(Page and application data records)
<<<<

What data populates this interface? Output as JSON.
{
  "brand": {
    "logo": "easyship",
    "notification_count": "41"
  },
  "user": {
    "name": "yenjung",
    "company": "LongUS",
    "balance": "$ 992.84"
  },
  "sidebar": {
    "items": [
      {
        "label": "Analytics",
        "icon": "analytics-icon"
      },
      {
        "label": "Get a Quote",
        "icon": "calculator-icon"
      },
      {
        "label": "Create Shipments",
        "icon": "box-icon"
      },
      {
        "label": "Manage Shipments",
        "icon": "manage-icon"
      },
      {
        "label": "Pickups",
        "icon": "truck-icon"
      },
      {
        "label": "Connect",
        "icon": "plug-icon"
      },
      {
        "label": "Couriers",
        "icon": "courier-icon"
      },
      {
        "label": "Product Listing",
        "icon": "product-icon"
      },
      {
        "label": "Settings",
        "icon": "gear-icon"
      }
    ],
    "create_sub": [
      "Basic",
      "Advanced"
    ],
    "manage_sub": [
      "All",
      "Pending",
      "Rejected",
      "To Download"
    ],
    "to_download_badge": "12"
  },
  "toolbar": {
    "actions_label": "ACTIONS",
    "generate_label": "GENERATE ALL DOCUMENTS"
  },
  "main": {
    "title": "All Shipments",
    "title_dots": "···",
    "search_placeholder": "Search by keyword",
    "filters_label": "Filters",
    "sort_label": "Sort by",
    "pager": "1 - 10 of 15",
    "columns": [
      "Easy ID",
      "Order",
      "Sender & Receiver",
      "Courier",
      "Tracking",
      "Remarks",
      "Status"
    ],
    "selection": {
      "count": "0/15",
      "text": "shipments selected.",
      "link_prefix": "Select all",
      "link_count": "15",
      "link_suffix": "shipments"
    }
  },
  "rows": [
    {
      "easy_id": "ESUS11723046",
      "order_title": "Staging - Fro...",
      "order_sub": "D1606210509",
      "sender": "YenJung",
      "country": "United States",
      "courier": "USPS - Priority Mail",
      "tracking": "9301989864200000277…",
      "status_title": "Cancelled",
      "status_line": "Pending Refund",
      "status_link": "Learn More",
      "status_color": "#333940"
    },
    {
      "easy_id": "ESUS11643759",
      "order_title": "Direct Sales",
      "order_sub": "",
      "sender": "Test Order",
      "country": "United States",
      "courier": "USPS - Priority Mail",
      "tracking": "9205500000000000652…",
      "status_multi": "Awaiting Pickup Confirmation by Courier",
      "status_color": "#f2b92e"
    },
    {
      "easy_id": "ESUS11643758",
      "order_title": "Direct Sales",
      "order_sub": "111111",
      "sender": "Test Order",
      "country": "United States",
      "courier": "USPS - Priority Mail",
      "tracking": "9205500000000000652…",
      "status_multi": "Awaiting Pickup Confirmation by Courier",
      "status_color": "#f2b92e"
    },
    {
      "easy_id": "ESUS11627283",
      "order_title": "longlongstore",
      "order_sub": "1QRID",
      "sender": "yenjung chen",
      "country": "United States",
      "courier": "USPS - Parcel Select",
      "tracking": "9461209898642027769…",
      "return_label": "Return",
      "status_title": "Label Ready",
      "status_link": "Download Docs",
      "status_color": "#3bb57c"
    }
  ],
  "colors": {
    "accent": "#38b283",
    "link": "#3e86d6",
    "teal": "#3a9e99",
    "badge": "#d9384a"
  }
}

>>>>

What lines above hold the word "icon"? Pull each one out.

        "icon": "analytics-icon"
        "icon": "calculator-icon"
        "icon": "box-icon"
        "icon": "manage-icon"
        "icon": "truck-icon"
        "icon": "plug-icon"
        "icon": "courier-icon"
        "icon": "product-icon"
        "icon": "gear-icon"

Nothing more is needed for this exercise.